Page 317 - Geography, of the Iliad, of the most valuable works of Plato and Aristotle, of Ptolemy and Theophrastus, and of the fathers of the Greek church. The example of the Roman pontiff was preceded or imitated by a Florentine merchant, who governed the republic without arms and without a title.
Page 348 - ... offered a rich equivalent, to the people a free toleration, or a safe departure : but after some fruitless treaty, he declared his resolution of finding either a throne, or a grave, under the walls of Constantinople. A sense of...
Page 378 - ... the chronicles of the times), who entered like a fox, reigned like a lion, and died like a dog. He was succeeded by Benedict the Eleventh, the mildest of mankind. Yet he excommunicated the impious emissaries of Philip, and devoted the city and people of Anagni by a tremendous curse, whose effects are still visible to the eyes of superstition.
Page 136 - A bloody sacrifice was offered by his mistaken votaries to the God of the Christians ; resistance might provoke, but neither age nor sex could mollify their implacable rage : they indulged themselves three days in a promiscuous massacre, and the infection of the dead bodies produced an epidemical disease.

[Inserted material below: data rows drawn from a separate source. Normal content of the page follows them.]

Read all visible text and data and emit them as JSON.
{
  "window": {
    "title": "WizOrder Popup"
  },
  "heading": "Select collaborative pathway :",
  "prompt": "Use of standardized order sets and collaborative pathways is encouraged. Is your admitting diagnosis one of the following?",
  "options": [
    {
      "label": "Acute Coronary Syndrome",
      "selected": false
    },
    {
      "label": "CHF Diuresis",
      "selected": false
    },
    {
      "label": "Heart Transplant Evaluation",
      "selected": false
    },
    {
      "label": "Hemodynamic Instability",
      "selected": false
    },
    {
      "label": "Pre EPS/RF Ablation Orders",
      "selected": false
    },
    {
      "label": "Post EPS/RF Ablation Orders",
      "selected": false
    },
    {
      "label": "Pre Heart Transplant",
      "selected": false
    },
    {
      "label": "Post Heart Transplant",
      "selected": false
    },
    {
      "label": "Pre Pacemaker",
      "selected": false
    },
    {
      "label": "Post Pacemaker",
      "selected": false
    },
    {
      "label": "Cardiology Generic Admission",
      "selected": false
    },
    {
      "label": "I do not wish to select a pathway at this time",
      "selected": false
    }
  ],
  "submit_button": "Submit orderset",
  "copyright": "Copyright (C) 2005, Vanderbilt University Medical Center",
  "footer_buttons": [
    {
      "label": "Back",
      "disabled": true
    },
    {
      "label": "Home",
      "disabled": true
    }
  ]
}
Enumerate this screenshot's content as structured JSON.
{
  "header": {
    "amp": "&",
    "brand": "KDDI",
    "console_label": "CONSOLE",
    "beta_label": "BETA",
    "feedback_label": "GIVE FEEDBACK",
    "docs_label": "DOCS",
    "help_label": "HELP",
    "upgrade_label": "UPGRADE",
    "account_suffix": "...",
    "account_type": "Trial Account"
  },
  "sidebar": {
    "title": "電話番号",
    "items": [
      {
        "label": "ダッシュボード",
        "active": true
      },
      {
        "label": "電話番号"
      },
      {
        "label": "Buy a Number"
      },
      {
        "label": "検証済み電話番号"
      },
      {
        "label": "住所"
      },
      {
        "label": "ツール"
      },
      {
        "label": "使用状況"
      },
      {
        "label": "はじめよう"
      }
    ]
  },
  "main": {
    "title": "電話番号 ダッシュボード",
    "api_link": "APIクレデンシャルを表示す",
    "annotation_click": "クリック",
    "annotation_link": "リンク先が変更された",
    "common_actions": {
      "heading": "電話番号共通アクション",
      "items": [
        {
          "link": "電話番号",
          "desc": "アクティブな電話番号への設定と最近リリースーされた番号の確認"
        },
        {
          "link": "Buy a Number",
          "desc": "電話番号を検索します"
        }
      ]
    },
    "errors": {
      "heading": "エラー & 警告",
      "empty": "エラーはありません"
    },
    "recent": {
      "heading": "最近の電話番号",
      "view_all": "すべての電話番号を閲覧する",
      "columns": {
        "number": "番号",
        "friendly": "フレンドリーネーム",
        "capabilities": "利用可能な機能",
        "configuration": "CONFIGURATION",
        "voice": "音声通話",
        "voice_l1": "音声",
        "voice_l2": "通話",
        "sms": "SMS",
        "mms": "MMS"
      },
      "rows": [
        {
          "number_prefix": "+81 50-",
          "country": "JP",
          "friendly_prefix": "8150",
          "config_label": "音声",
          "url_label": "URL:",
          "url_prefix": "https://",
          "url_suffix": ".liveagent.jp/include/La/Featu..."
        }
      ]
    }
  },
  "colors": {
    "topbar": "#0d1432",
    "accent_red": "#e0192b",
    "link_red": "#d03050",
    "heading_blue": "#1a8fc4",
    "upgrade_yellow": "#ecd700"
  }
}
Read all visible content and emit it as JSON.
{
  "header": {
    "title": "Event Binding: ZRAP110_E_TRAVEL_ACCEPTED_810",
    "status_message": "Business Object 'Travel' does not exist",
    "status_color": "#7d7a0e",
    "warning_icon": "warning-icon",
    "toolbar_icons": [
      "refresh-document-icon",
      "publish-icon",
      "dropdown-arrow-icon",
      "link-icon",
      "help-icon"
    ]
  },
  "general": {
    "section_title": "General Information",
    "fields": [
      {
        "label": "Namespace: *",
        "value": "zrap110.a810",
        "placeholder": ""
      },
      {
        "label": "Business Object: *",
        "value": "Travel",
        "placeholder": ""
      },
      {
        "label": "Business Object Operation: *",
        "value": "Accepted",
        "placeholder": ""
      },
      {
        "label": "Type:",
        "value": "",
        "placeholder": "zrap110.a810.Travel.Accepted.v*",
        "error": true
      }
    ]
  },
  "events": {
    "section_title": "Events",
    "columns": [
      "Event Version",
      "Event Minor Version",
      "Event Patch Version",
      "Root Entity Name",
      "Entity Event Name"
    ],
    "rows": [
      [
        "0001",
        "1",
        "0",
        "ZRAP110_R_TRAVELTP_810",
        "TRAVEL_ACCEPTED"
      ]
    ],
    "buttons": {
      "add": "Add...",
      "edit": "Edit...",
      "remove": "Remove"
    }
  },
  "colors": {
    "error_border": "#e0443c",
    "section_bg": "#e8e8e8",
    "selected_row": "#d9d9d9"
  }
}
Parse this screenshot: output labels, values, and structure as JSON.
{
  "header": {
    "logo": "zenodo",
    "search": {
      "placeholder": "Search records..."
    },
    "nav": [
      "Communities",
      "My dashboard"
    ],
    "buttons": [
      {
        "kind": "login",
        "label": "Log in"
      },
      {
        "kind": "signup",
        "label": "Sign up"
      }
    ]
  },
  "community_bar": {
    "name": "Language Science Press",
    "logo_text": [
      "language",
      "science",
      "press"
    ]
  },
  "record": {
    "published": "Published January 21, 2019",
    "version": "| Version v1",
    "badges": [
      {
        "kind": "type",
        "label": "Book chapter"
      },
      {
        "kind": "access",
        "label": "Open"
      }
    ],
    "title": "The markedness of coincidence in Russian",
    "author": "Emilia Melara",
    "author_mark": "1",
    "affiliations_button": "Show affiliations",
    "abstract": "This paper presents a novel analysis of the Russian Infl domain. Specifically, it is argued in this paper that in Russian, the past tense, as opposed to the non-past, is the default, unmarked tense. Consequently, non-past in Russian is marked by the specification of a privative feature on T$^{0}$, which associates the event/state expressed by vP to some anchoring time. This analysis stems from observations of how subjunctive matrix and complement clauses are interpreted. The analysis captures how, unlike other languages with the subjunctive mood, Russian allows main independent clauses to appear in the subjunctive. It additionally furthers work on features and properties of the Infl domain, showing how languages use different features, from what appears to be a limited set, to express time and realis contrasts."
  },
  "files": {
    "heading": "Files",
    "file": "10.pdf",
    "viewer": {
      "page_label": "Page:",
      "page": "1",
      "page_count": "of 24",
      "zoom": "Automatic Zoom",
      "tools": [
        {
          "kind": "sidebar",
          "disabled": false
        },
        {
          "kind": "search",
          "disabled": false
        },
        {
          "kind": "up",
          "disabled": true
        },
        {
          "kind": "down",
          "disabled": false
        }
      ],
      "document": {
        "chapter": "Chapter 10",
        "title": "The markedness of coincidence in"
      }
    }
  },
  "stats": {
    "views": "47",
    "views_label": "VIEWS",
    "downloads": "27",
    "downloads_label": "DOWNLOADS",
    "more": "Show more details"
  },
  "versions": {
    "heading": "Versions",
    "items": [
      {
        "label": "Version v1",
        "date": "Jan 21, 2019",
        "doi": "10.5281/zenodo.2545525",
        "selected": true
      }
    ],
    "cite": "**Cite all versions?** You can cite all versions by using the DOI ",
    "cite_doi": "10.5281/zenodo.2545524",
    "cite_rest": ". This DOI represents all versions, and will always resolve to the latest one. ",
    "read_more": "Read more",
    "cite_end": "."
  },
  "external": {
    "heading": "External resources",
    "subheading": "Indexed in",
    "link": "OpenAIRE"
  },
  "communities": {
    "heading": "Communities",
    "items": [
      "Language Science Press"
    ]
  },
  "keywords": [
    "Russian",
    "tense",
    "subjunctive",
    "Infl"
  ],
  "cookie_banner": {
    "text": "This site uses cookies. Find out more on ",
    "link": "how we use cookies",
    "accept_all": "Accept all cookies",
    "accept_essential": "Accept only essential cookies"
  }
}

Page 106 - Land; and yet how trifling is the sum of these accumulated evils, if compared with the single act of the sacrilege of Hakem, which had been so patiently endured by the Latin Christians! A slighter provocation inflamed the more irascible temper of their descendants: a new spirit had arisen of religious chivalry and papal dominion ; a nerve was touched of exquisite feeling; and the sensation vibrated to the heart of Europe.
Page 166 - ... scaffold, in the unjust and cruel proscription of the whole order. The king of Jerusalem, the patriarch and the great master of the hospital, effected their retreat to the shore; but the sea was rough, the vessels were insufficient; and great numbers of the fugitives were drowned before they could reach the Isle of Cyprus, which might comfort Lusignan for the loss of Palestine.
Page 132 - The pope's legate, the bishop of Puy, affected to listen with coldness and distrust; but the revelation was eagerly accepted by Count Raymond, whom his faithful subject, in the name of the apostle, had chosen for the guardian of the holy lance. The experiment was resolved; and on the third day, after a due preparation of prayer and fasting, the priest of Marseilles introduced twelve trusty spectators, among whom were the count and his chaplain; and the church -doors were barred" against the impetuous...

Bibliographic information